## Given records:
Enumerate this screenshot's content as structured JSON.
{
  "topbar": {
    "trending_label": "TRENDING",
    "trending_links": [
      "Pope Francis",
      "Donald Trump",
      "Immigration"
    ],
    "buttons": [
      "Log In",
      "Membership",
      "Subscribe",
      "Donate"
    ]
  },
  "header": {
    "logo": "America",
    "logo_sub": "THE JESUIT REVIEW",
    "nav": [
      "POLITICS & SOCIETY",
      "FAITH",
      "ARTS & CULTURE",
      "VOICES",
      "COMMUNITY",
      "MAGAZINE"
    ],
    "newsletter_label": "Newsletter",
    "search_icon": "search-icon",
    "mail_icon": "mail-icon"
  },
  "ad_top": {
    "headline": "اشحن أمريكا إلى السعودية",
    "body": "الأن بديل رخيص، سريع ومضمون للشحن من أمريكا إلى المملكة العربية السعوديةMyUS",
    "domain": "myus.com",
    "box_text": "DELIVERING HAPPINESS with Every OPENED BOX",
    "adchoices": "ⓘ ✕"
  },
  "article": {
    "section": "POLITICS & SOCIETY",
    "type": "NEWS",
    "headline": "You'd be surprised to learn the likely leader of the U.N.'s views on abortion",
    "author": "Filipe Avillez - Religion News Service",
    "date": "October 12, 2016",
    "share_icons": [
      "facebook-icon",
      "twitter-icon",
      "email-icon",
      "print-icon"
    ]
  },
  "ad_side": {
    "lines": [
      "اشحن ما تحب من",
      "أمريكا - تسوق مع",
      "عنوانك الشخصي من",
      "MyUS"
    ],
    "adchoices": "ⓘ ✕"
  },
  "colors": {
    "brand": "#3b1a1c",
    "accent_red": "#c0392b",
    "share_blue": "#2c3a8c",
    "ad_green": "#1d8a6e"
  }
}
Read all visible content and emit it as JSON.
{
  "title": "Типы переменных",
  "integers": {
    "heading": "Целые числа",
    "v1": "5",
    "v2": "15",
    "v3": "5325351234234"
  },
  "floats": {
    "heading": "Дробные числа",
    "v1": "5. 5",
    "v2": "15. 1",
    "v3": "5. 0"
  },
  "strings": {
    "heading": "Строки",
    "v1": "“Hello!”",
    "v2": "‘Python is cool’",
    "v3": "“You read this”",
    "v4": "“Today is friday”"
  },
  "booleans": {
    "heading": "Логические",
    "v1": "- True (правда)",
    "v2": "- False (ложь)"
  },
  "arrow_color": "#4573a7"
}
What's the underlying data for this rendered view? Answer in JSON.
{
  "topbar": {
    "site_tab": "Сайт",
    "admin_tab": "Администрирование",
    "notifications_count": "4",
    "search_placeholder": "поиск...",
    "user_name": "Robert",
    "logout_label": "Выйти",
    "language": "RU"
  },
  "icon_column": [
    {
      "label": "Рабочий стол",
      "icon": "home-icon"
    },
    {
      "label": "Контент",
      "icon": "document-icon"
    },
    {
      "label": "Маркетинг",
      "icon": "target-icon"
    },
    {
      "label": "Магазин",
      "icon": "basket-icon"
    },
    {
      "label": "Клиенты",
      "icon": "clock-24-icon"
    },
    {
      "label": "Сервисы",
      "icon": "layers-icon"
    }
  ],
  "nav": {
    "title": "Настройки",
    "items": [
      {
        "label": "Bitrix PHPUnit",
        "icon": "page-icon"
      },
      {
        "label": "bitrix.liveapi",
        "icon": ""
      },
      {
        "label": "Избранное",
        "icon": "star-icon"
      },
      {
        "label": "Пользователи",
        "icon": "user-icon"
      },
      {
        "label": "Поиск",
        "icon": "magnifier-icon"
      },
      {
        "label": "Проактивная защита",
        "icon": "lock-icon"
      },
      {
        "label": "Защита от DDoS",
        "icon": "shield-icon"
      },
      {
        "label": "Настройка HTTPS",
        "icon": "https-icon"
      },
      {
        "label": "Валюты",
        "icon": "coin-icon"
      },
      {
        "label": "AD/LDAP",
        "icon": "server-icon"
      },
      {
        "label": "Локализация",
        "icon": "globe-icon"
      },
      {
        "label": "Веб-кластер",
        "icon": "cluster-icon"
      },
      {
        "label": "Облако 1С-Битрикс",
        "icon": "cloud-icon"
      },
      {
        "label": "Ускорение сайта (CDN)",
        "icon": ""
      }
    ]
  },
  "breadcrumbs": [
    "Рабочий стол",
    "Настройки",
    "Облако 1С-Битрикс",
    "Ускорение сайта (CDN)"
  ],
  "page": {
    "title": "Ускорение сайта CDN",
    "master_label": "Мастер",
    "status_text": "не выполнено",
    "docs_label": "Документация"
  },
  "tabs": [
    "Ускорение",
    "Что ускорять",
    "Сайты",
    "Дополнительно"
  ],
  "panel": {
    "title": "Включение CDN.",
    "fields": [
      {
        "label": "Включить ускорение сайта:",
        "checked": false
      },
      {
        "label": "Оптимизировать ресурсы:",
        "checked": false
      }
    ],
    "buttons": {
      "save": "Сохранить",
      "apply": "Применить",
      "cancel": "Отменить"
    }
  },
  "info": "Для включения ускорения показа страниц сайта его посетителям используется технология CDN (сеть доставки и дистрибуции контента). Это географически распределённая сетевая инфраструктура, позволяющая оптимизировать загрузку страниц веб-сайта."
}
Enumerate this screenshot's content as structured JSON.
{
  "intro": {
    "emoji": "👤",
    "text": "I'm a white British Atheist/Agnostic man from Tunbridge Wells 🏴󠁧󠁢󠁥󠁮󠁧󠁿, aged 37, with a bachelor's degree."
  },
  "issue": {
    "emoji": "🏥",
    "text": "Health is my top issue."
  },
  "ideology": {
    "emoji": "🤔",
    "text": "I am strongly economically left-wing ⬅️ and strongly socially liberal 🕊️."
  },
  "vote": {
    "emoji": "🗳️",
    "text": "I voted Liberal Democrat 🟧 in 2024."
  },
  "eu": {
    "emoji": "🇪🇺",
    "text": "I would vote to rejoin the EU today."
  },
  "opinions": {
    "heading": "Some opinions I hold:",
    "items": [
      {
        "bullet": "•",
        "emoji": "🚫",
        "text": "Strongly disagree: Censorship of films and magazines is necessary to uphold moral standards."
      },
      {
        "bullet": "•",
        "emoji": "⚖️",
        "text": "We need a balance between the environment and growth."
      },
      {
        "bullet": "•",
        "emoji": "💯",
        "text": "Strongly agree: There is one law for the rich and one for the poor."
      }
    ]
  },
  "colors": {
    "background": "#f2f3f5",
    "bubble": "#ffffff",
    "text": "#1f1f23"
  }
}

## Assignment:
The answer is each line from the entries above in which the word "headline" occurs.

## Exercise response:
    "headline": "اشحن أمريكا إلى السعودية",
    "headline": "You'd be surprised to learn the likely leader of the U.N.'s views on abortion",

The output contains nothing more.